● Task to carry out
Print out each entry without alteration, and keep the pictures out.

App and web page records:
━━━━━━━━

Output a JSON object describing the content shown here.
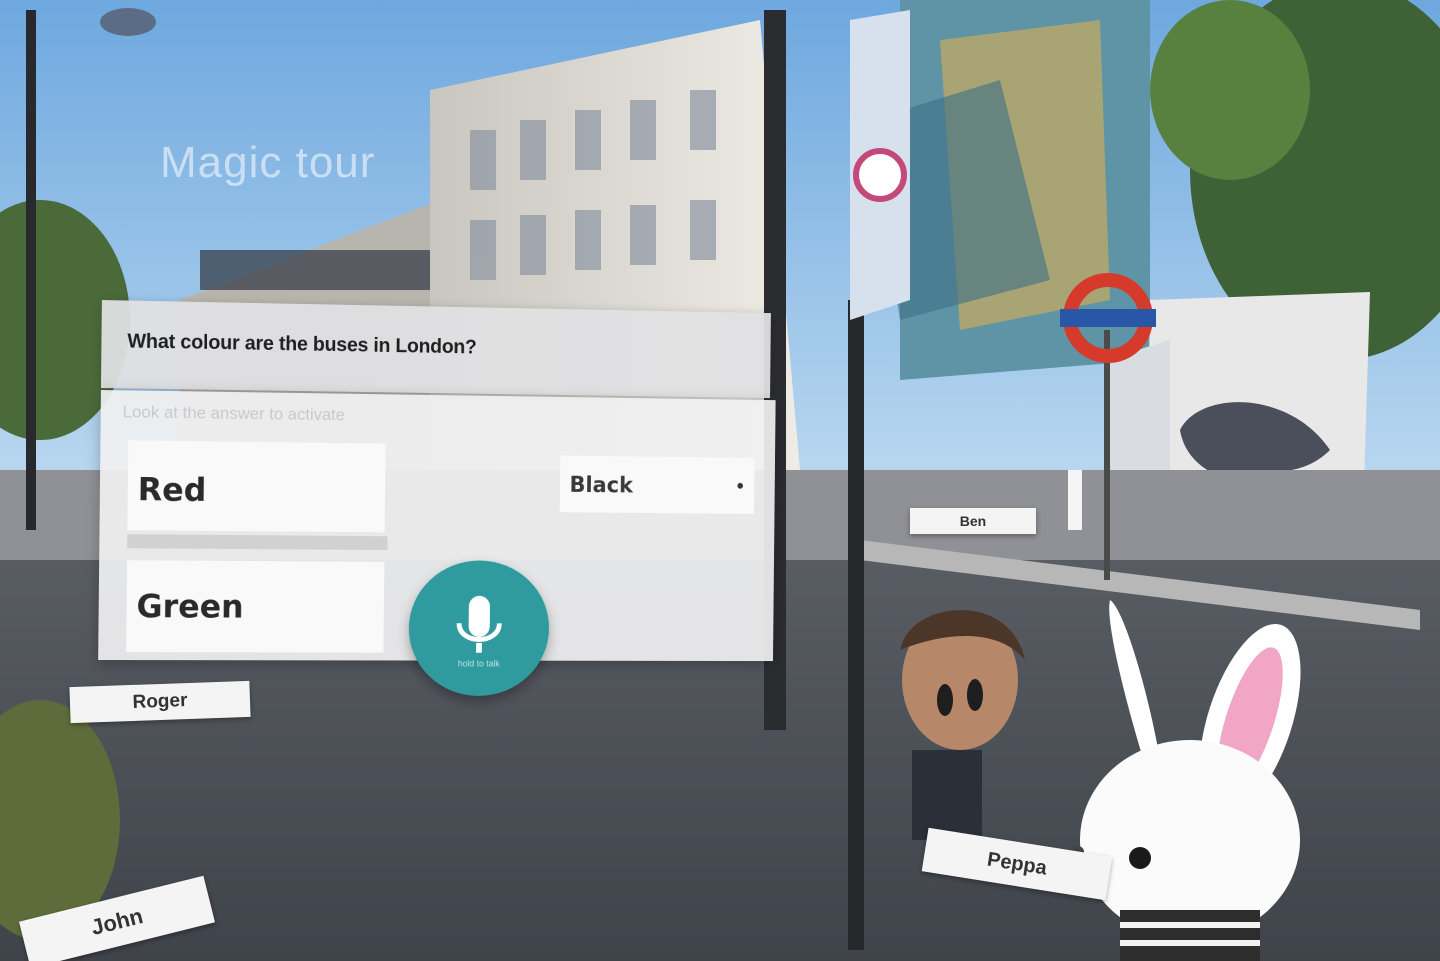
{
  "scene": {
    "title_overlay": "Magic tour",
    "background": "london-street-vr-panorama"
  },
  "quiz": {
    "question": "What colour are the buses in London?",
    "instruction": "Look at the answer to activate",
    "answers": [
      {
        "label": "Red"
      },
      {
        "label": "Green"
      },
      {
        "label": "Black"
      }
    ],
    "mic": {
      "icon": "microphone-icon",
      "label": "hold to talk",
      "color": "#2f9b9e"
    }
  },
  "participants": [
    {
      "name": "Roger"
    },
    {
      "name": "John"
    },
    {
      "name": "Ben"
    },
    {
      "name": "Peppa"
    }
  ],
  "colors": {
    "accent": "#2f9b9e",
    "roundel_red": "#d63a2a",
    "roundel_blue": "#2a56a8"
  }
}
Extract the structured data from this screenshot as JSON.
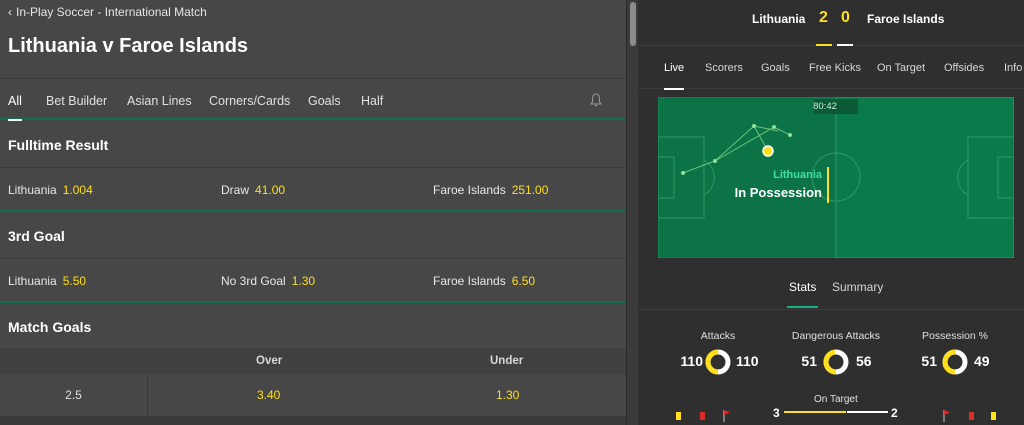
{
  "breadcrumb": "In-Play Soccer - International Match",
  "match_title": "Lithuania v Faroe Islands",
  "tabs": [
    "All",
    "Bet Builder",
    "Asian Lines",
    "Corners/Cards",
    "Goals",
    "Half"
  ],
  "markets": {
    "fulltime": {
      "title": "Fulltime Result",
      "selections": [
        {
          "name": "Lithuania",
          "odds": "1.004"
        },
        {
          "name": "Draw",
          "odds": "41.00"
        },
        {
          "name": "Faroe Islands",
          "odds": "251.00"
        }
      ]
    },
    "third_goal": {
      "title": "3rd Goal",
      "selections": [
        {
          "name": "Lithuania",
          "odds": "5.50"
        },
        {
          "name": "No 3rd Goal",
          "odds": "1.30"
        },
        {
          "name": "Faroe Islands",
          "odds": "6.50"
        }
      ]
    },
    "match_goals": {
      "title": "Match Goals",
      "col_over": "Over",
      "col_under": "Under",
      "line": "2.5",
      "over": "3.40",
      "under": "1.30"
    }
  },
  "scoreboard": {
    "home": "Lithuania",
    "away": "Faroe Islands",
    "home_score": "2",
    "away_score": "0"
  },
  "live_tabs": [
    "Live",
    "Scorers",
    "Goals",
    "Free Kicks",
    "On Target",
    "Offsides",
    "Info"
  ],
  "pitch": {
    "clock": "80:42",
    "team": "Lithuania",
    "status": "In Possession"
  },
  "stats_tabs": [
    "Stats",
    "Summary"
  ],
  "stats": [
    {
      "label": "Attacks",
      "home": "110",
      "away": "110",
      "home_share": 0.5
    },
    {
      "label": "Dangerous Attacks",
      "home": "51",
      "away": "56",
      "home_share": 0.48
    },
    {
      "label": "Possession %",
      "home": "51",
      "away": "49",
      "home_share": 0.51
    }
  ],
  "on_target": {
    "label": "On Target",
    "home": "3",
    "away": "2"
  },
  "colors": {
    "accent": "#ffdf1b",
    "green": "#126e51",
    "pitch": "#0b7a4a",
    "possession": "#14b38a"
  }
}
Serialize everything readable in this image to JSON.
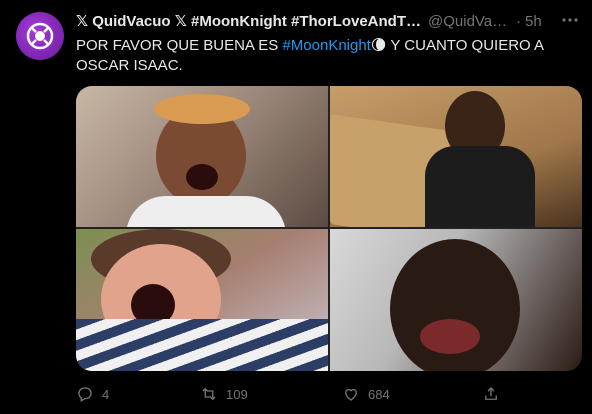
{
  "tweet": {
    "display_name": "𝕏 QuidVacuo 𝕏 #MoonKnight #ThorLoveAndTh...",
    "handle": "@QuidVac...",
    "separator": "·",
    "time": "5h",
    "text_parts": {
      "before": "POR FAVOR QUE BUENA ES ",
      "hashtag": "#MoonKnight",
      "emoji": "🌘",
      "after": " Y CUANTO QUIERO A OSCAR ISAAC."
    }
  },
  "media": {
    "images": [
      {
        "name": "screaming-woman-headband"
      },
      {
        "name": "man-in-box"
      },
      {
        "name": "screaming-little-girl"
      },
      {
        "name": "crying-man"
      }
    ]
  },
  "actions": {
    "reply_count": "4",
    "retweet_count": "109",
    "like_count": "684"
  },
  "colors": {
    "background": "#000000",
    "text": "#e7e9ea",
    "muted": "#71767b",
    "hashtag": "#1d9bf0",
    "avatar": "#8a2bbf"
  },
  "icons": {
    "avatar": "purple-circle-logo-icon",
    "more": "more-dots-icon",
    "reply": "reply-icon",
    "retweet": "retweet-icon",
    "like": "heart-icon",
    "share": "share-icon"
  }
}
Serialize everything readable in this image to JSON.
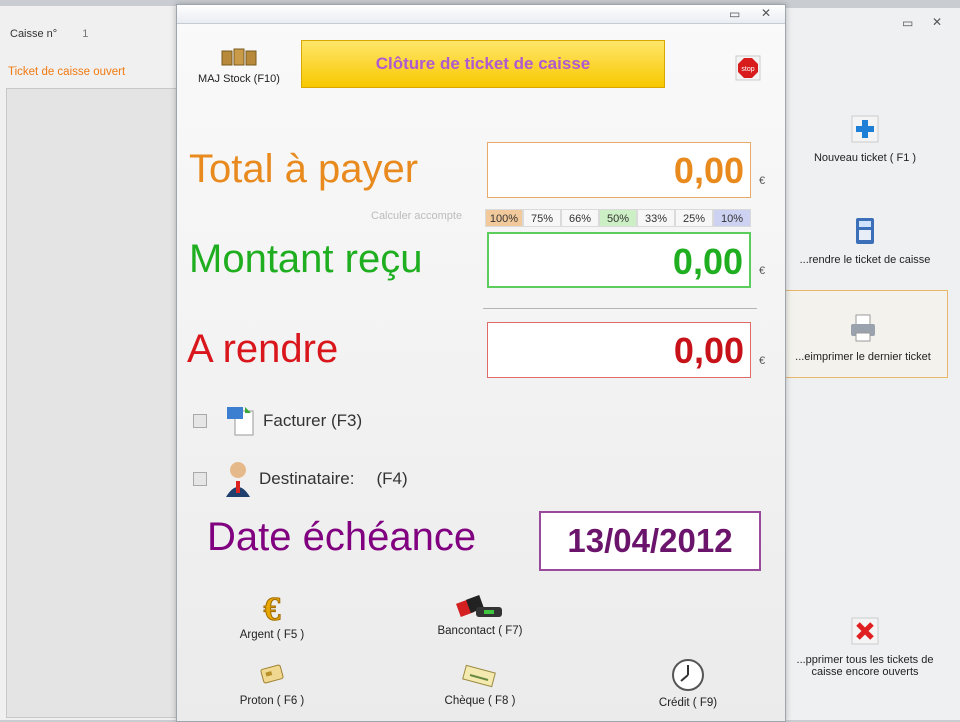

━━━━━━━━

● Output for this task
Output a JSON object describing the content shown here.
{
  "scene": {
    "title_overlay": "Magic tour",
    "background": "london-street-vr-panorama"
  },
  "quiz": {
    "question": "What colour are the buses in London?",
    "instruction": "Look at the answer to activate",
    "answers": [
      {
        "label": "Red"
      },
      {
        "label": "Green"
      },
      {
        "label": "Black"
      }
    ],
    "mic": {
      "icon": "microphone-icon",
      "label": "hold to talk",
      "color": "#2f9b9e"
    }
  },
  "participants": [
    {
      "name": "Roger"
    },
    {
      "name": "John"
    },
    {
      "name": "Ben"
    },
    {
      "name": "Peppa"
    }
  ],
  "colors": {
    "accent": "#2f9b9e",
    "roundel_red": "#d63a2a",
    "roundel_blue": "#2a56a8"
  }
}
Extract the structured data from this screenshot as JSON.
{
  "breadcrumb": "In-Play Soccer - International Match",
  "match_title": "Lithuania v Faroe Islands",
  "tabs": [
    "All",
    "Bet Builder",
    "Asian Lines",
    "Corners/Cards",
    "Goals",
    "Half"
  ],
  "markets": {
    "fulltime": {
      "title": "Fulltime Result",
      "selections": [
        {
          "name": "Lithuania",
          "odds": "1.004"
        },
        {
          "name": "Draw",
          "odds": "41.00"
        },
        {
          "name": "Faroe Islands",
          "odds": "251.00"
        }
      ]
    },
    "third_goal": {
      "title": "3rd Goal",
      "selections": [
        {
          "name": "Lithuania",
          "odds": "5.50"
        },
        {
          "name": "No 3rd Goal",
          "odds": "1.30"
        },
        {
          "name": "Faroe Islands",
          "odds": "6.50"
        }
      ]
    },
    "match_goals": {
      "title": "Match Goals",
      "col_over": "Over",
      "col_under": "Under",
      "line": "2.5",
      "over": "3.40",
      "under": "1.30"
    }
  },
  "scoreboard": {
    "home": "Lithuania",
    "away": "Faroe Islands",
    "home_score": "2",
    "away_score": "0"
  },
  "live_tabs": [
    "Live",
    "Scorers",
    "Goals",
    "Free Kicks",
    "On Target",
    "Offsides",
    "Info"
  ],
  "pitch": {
    "clock": "80:42",
    "team": "Lithuania",
    "status": "In Possession"
  },
  "stats_tabs": [
    "Stats",
    "Summary"
  ],
  "stats": [
    {
      "label": "Attacks",
      "home": "110",
      "away": "110",
      "home_share": 0.5
    },
    {
      "label": "Dangerous Attacks",
      "home": "51",
      "away": "56",
      "home_share": 0.48
    },
    {
      "label": "Possession %",
      "home": "51",
      "away": "49",
      "home_share": 0.51
    }
  ],
  "on_target": {
    "label": "On Target",
    "home": "3",
    "away": "2"
  },
  "colors": {
    "accent": "#ffdf1b",
    "green": "#126e51",
    "pitch": "#0b7a4a",
    "possession": "#14b38a"
  }
}
Serialize everything readable in this image to JSON.
{
  "tweet": {
    "display_name": "𝕏 QuidVacuo 𝕏 #MoonKnight #ThorLoveAndTh...",
    "handle": "@QuidVac...",
    "separator": "·",
    "time": "5h",
    "text_parts": {
      "before": "POR FAVOR QUE BUENA ES ",
      "hashtag": "#MoonKnight",
      "emoji": "🌘",
      "after": " Y CUANTO QUIERO A OSCAR ISAAC."
    }
  },
  "media": {
    "images": [
      {
        "name": "screaming-woman-headband"
      },
      {
        "name": "man-in-box"
      },
      {
        "name": "screaming-little-girl"
      },
      {
        "name": "crying-man"
      }
    ]
  },
  "actions": {
    "reply_count": "4",
    "retweet_count": "109",
    "like_count": "684"
  },
  "colors": {
    "background": "#000000",
    "text": "#e7e9ea",
    "muted": "#71767b",
    "hashtag": "#1d9bf0",
    "avatar": "#8a2bbf"
  },
  "icons": {
    "avatar": "purple-circle-logo-icon",
    "more": "more-dots-icon",
    "reply": "reply-icon",
    "retweet": "retweet-icon",
    "like": "heart-icon",
    "share": "share-icon"
  }
}
Serialize everything readable in this image to JSON.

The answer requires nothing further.